Sascha said, “Is anyone buried next to your father?”

“Uh, yes,” I said quickly.

“Mm-hmm,” he said. “Are you Catholic?”

“Yes,” I said.

“Because, there are two crosses,” he said. “If no one was buried there next to your father now, it might mean that someone would be buried there soon.”

I said nothing, but my heart was pounding. He had not said that anyone in my family would die soon — but he had raised the possibility, as well as the possibility that such things were preordained – out of our control. Just as he had done with Judy. That terrified me.

Of course, at some level, whether Sascha or anyone can see the future or not, it’s true that the future is largely beyond our control. But I didn’t like to think that.

Good news too

“You will achieve some level of fame,” he went on. “Perhaps as a politician, something. I don’t say, ‘You will be President of the United States,’ that sort of thing. But maybe a representative of some kind.”

That sounded positive. “Does that mean I will go to law school?” I asked. That was a path I was wondering about.

“Not necessarily,” he said. “Maybe some other way. It’s not clear.”

I had hoped he might say that I would become a famous novelist, but he did not mention writing and I did not ask. I was afraid that he might say he saw nothing at all.

“It’s not clear, but some kind of, um, public success,” he said. “But,” and he turned to Dean, and said some things in Russian, then looked at me as Dean spoke.

“My uncle says that even though you will experience public success, you will be privately unhappy,” Dean said.

By now I was nearly frozen in my seat. “Oh,” I said. Probably I looked scared. “Can anything be done about these things?”

Sascha shrugged. “Sometimes, a little bit, but,” and he said something else in Russian to Dean.

Dean said, “Sometimes, fate is just fate. Some things just have to happen.”

“I see,” I said, feeling helpless.

Sascha made a gesture that showed me that he was finished.

He had just performed a service for me and I didn’t know what to say. “Thank you,” I said.

He looked at me and shrugged again. Dean said, “My uncle says, he is not used to being thanked for reading such things.”

Now Sascha, and Dean, and Dean’s mother were all looking at me with great seriousness, as if wondering if I was all right.

“Well, I appreciate him taking the time to do that,” I said.

Sascha smiled, and we sat back in our chairs.

But they continued to look at me seriously, just as the class had looked at Harry Potter after his teacher predicted his early demise.

The bus dropped me off and I lugged the CD player and its accompanying stereo eight blocks. The player did, in fact, turn out to work as well in my Brooklyn apartment as it had in the shop. I put on K.D. Lang’s “Drag,” and had lunch.
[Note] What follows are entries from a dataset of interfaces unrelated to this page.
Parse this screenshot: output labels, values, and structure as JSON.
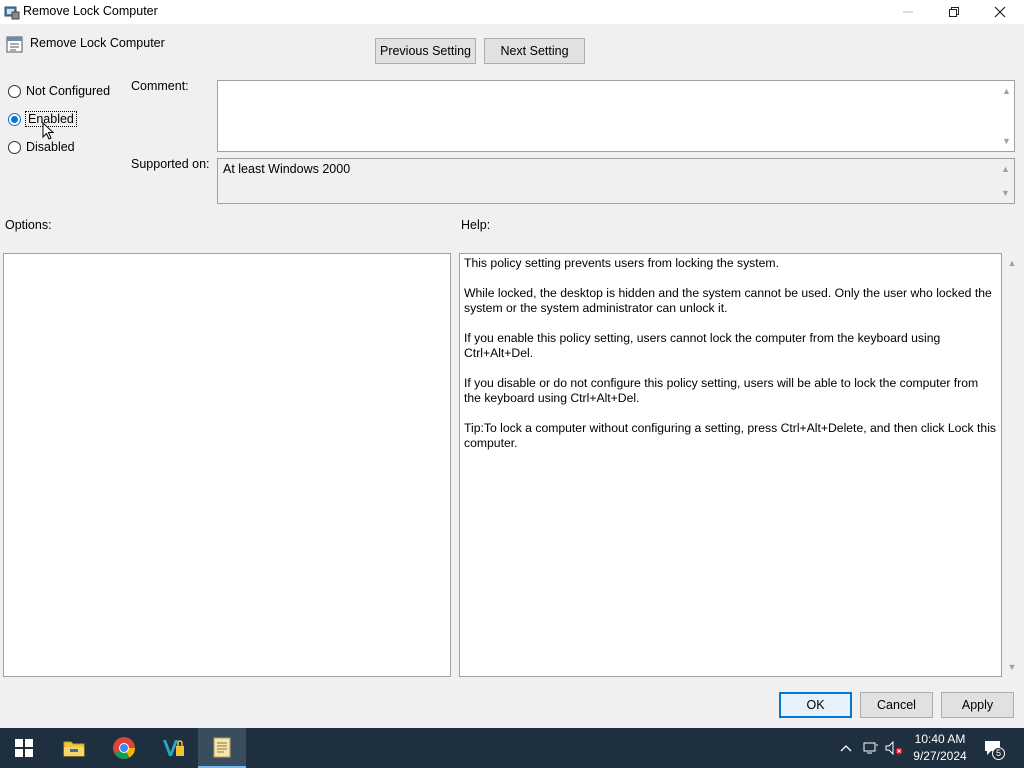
{
  "window": {
    "title": "Remove Lock Computer",
    "policy_name": "Remove Lock Computer"
  },
  "nav": {
    "previous_label": "Previous Setting",
    "next_label": "Next Setting"
  },
  "state": {
    "options": [
      {
        "label": "Not Configured",
        "checked": false
      },
      {
        "label": "Enabled",
        "checked": true
      },
      {
        "label": "Disabled",
        "checked": false
      }
    ]
  },
  "comment": {
    "label": "Comment:",
    "value": ""
  },
  "supported": {
    "label": "Supported on:",
    "value": "At least Windows 2000"
  },
  "options_panel": {
    "label": "Options:"
  },
  "help": {
    "label": "Help:",
    "paragraphs": [
      "This policy setting prevents users from locking the system.",
      "While locked, the desktop is hidden and the system cannot be used. Only the user who locked the system or the system administrator can unlock it.",
      "If you enable this policy setting, users cannot lock the computer from the keyboard using Ctrl+Alt+Del.",
      "If you disable or do not configure this policy setting, users will be able to lock the computer from the keyboard using Ctrl+Alt+Del.",
      "Tip:To lock a computer without configuring a setting, press Ctrl+Alt+Delete, and then click Lock this computer."
    ]
  },
  "buttons": {
    "ok": "OK",
    "cancel": "Cancel",
    "apply": "Apply"
  },
  "taskbar": {
    "time": "10:40 AM",
    "date": "9/27/2024",
    "notification_count": "5",
    "apps": [
      "start-icon",
      "file-explorer-icon",
      "chrome-icon",
      "vs-code-icon",
      "notepad-icon"
    ]
  },
  "colors": {
    "accent": "#0078d7",
    "taskbar_bg": "#1e2f3f",
    "dialog_bg": "#f0f0f0"
  }
}
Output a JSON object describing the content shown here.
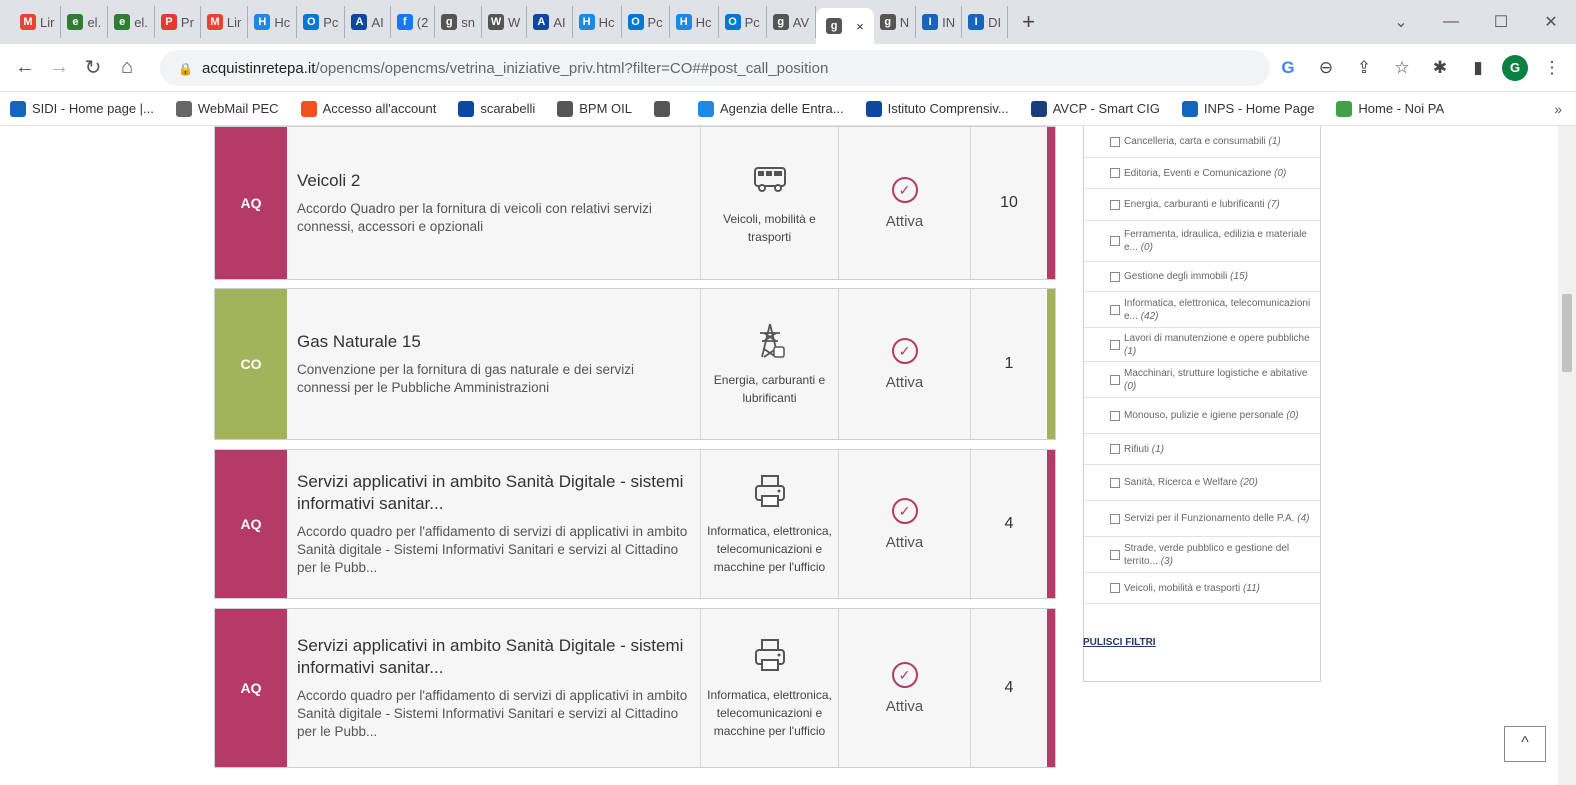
{
  "browser": {
    "tabs": [
      {
        "label": "Lir",
        "icon": "gmail-icon",
        "color": "#ea4335",
        "glyph": "M"
      },
      {
        "label": "el.",
        "icon": "school-icon",
        "color": "#2e7d32",
        "glyph": "e"
      },
      {
        "label": "el.",
        "icon": "school-icon",
        "color": "#2e7d32",
        "glyph": "e"
      },
      {
        "label": "Pr",
        "icon": "portal-icon",
        "color": "#e53935",
        "glyph": "P"
      },
      {
        "label": "Lir",
        "icon": "gmail-icon",
        "color": "#ea4335",
        "glyph": "M"
      },
      {
        "label": "Hc",
        "icon": "chrome-icon",
        "color": "#1e88e5",
        "glyph": "H"
      },
      {
        "label": "Pc",
        "icon": "outlook-icon",
        "color": "#0078d4",
        "glyph": "O"
      },
      {
        "label": "AI",
        "icon": "school-icon",
        "color": "#0d47a1",
        "glyph": "A"
      },
      {
        "label": "(2",
        "icon": "facebook-icon",
        "color": "#1877f2",
        "glyph": "f"
      },
      {
        "label": "sn",
        "icon": "globe-icon",
        "color": "#555555",
        "glyph": "g"
      },
      {
        "label": "W",
        "icon": "webmail-icon",
        "color": "#555555",
        "glyph": "W"
      },
      {
        "label": "AI",
        "icon": "school-icon",
        "color": "#0d47a1",
        "glyph": "A"
      },
      {
        "label": "Hc",
        "icon": "chrome-icon",
        "color": "#1e88e5",
        "glyph": "H"
      },
      {
        "label": "Pc",
        "icon": "outlook-icon",
        "color": "#0078d4",
        "glyph": "O"
      },
      {
        "label": "Hc",
        "icon": "chrome-icon",
        "color": "#1e88e5",
        "glyph": "H"
      },
      {
        "label": "Pc",
        "icon": "outlook-icon",
        "color": "#0078d4",
        "glyph": "O"
      },
      {
        "label": "AV",
        "icon": "globe-icon",
        "color": "#555555",
        "glyph": "g"
      }
    ],
    "tabs_after": [
      {
        "label": "N",
        "icon": "globe-icon",
        "color": "#555555",
        "glyph": "g"
      },
      {
        "label": "IN",
        "icon": "inps-icon",
        "color": "#1565c0",
        "glyph": "I"
      },
      {
        "label": "DI",
        "icon": "inps-icon",
        "color": "#1565c0",
        "glyph": "I"
      }
    ],
    "active_tab_close": "×",
    "new_tab": "+",
    "url_host": "acquistinretepa.it",
    "url_path": "/opencms/opencms/vetrina_iniziative_priv.html?filter=CO##post_call_position",
    "profile_letter": "G",
    "bookmarks": [
      {
        "label": "SIDI - Home page |...",
        "icon": "sidi-icon",
        "color": "#1565c0"
      },
      {
        "label": "WebMail PEC",
        "icon": "webmail-icon",
        "color": "#666666"
      },
      {
        "label": "Accesso all'account",
        "icon": "microsoft-icon",
        "color": "#f25022"
      },
      {
        "label": "scarabelli",
        "icon": "school-icon",
        "color": "#0d47a1"
      },
      {
        "label": "BPM OIL",
        "icon": "globe-icon",
        "color": "#555555"
      },
      {
        "label": "",
        "icon": "globe-icon",
        "color": "#555555"
      },
      {
        "label": "Agenzia delle Entra...",
        "icon": "agenzia-icon",
        "color": "#1e88e5"
      },
      {
        "label": "Istituto Comprensiv...",
        "icon": "school-icon",
        "color": "#0d47a1"
      },
      {
        "label": "AVCP - Smart CIG",
        "icon": "avcp-icon",
        "color": "#1a3d7c"
      },
      {
        "label": "INPS - Home Page",
        "icon": "inps-icon",
        "color": "#1565c0"
      },
      {
        "label": "Home - Noi PA",
        "icon": "noipa-icon",
        "color": "#43a047"
      }
    ],
    "bookmarks_more": "»"
  },
  "initiatives": [
    {
      "badge": "AQ",
      "badge_type": "aq",
      "title": "Veicoli 2",
      "description": "Accordo Quadro per la fornitura di veicoli con relativi servizi connessi, accessori e opzionali",
      "category": "Veicoli, mobilità e trasporti",
      "category_icon": "bus-icon",
      "status": "Attiva",
      "count": "10"
    },
    {
      "badge": "CO",
      "badge_type": "co",
      "title": "Gas Naturale 15",
      "description": "Convenzione per la fornitura di gas naturale e dei servizi connessi per le Pubbliche Amministrazioni",
      "category": "Energia, carburanti e lubrificanti",
      "category_icon": "power-tower-icon",
      "status": "Attiva",
      "count": "1"
    },
    {
      "badge": "AQ",
      "badge_type": "aq",
      "title": "Servizi applicativi in ambito Sanità Digitale - sistemi informativi sanitar...",
      "description": "Accordo quadro per l'affidamento di servizi di applicativi in ambito Sanità digitale - Sistemi Informativi Sanitari e servizi al Cittadino per le Pubb...",
      "category": "Informatica, elettronica, telecomunicazioni e macchine per l'ufficio",
      "category_icon": "printer-icon",
      "status": "Attiva",
      "count": "4"
    },
    {
      "badge": "AQ",
      "badge_type": "aq",
      "title": "Servizi applicativi in ambito Sanità Digitale - sistemi informativi sanitar...",
      "description": "Accordo quadro per l'affidamento di servizi di applicativi in ambito Sanità digitale - Sistemi Informativi Sanitari e servizi al Cittadino per le Pubb...",
      "category": "Informatica, elettronica, telecomunicazioni e macchine per l'ufficio",
      "category_icon": "printer-icon",
      "status": "Attiva",
      "count": "4"
    }
  ],
  "filters": [
    {
      "label": "Cancelleria, carta e consumabili",
      "count": "(1)"
    },
    {
      "label": "Editoria, Eventi e Comunicazione",
      "count": "(0)"
    },
    {
      "label": "Energia, carburanti e lubrificanti",
      "count": "(7)"
    },
    {
      "label": "Ferramenta, idraulica, edilizia e materiale e...",
      "count": "(0)"
    },
    {
      "label": "Gestione degli immobili",
      "count": "(15)"
    },
    {
      "label": "Informatica, elettronica, telecomunicazioni e...",
      "count": "(42)"
    },
    {
      "label": "Lavori di manutenzione e opere pubbliche",
      "count": "(1)"
    },
    {
      "label": "Macchinari, strutture logistiche e abitative",
      "count": "(0)"
    },
    {
      "label": "Monouso, pulizie e igiene personale",
      "count": "(0)"
    },
    {
      "label": "Rifiuti",
      "count": "(1)"
    },
    {
      "label": "Sanità, Ricerca e Welfare",
      "count": "(20)"
    },
    {
      "label": "Servizi per il Funzionamento delle P.A.",
      "count": "(4)"
    },
    {
      "label": "Strade, verde pubblico e gestione del territo...",
      "count": "(3)"
    },
    {
      "label": "Veicoli, mobilità e trasporti",
      "count": "(11)"
    }
  ],
  "clear_filters": "PULISCI FILTRI",
  "back_to_top": "^",
  "colors": {
    "aq": "#b53a66",
    "co": "#a3b35b"
  }
}
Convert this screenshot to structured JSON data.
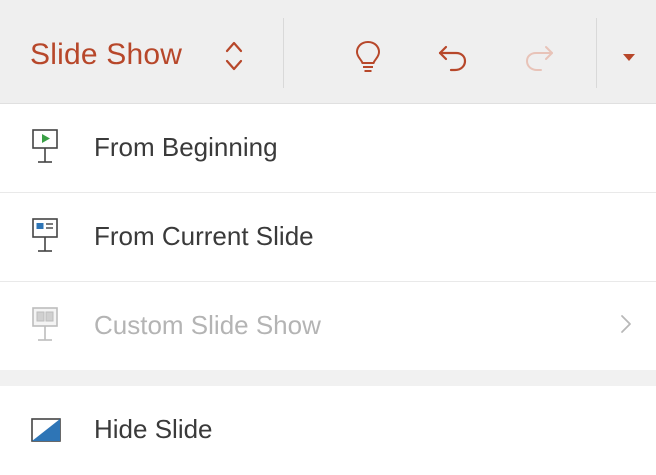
{
  "toolbar": {
    "tab_title": "Slide Show",
    "tab_switch_icon": "up-down-chevron-icon",
    "tell_me_icon": "lightbulb-icon",
    "undo_icon": "undo-icon",
    "redo_icon": "redo-icon",
    "more_icon": "dropdown-triangle-icon",
    "accent_color": "#b7472a",
    "background_color": "#efefef"
  },
  "menu": {
    "items": [
      {
        "label": "From Beginning",
        "icon": "play-from-beginning-icon",
        "enabled": true
      },
      {
        "label": "From Current Slide",
        "icon": "present-from-current-icon",
        "enabled": true
      },
      {
        "label": "Custom Slide Show",
        "icon": "custom-show-icon",
        "enabled": false,
        "has_submenu": true
      },
      {
        "label": "Hide Slide",
        "icon": "hide-slide-icon",
        "enabled": true
      }
    ]
  }
}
The CD player worked, and now I could play records again, so I put on Roxy Music’s “Avalon” for one song and one song only, and that song was “True to Life” – because that morning, I’d dreamed that “True to Life” was playing in the background when I met my dad in an amusement park. So goes life.

Originally published by The Guy Code, March 22, 2001. 

Comments are closed.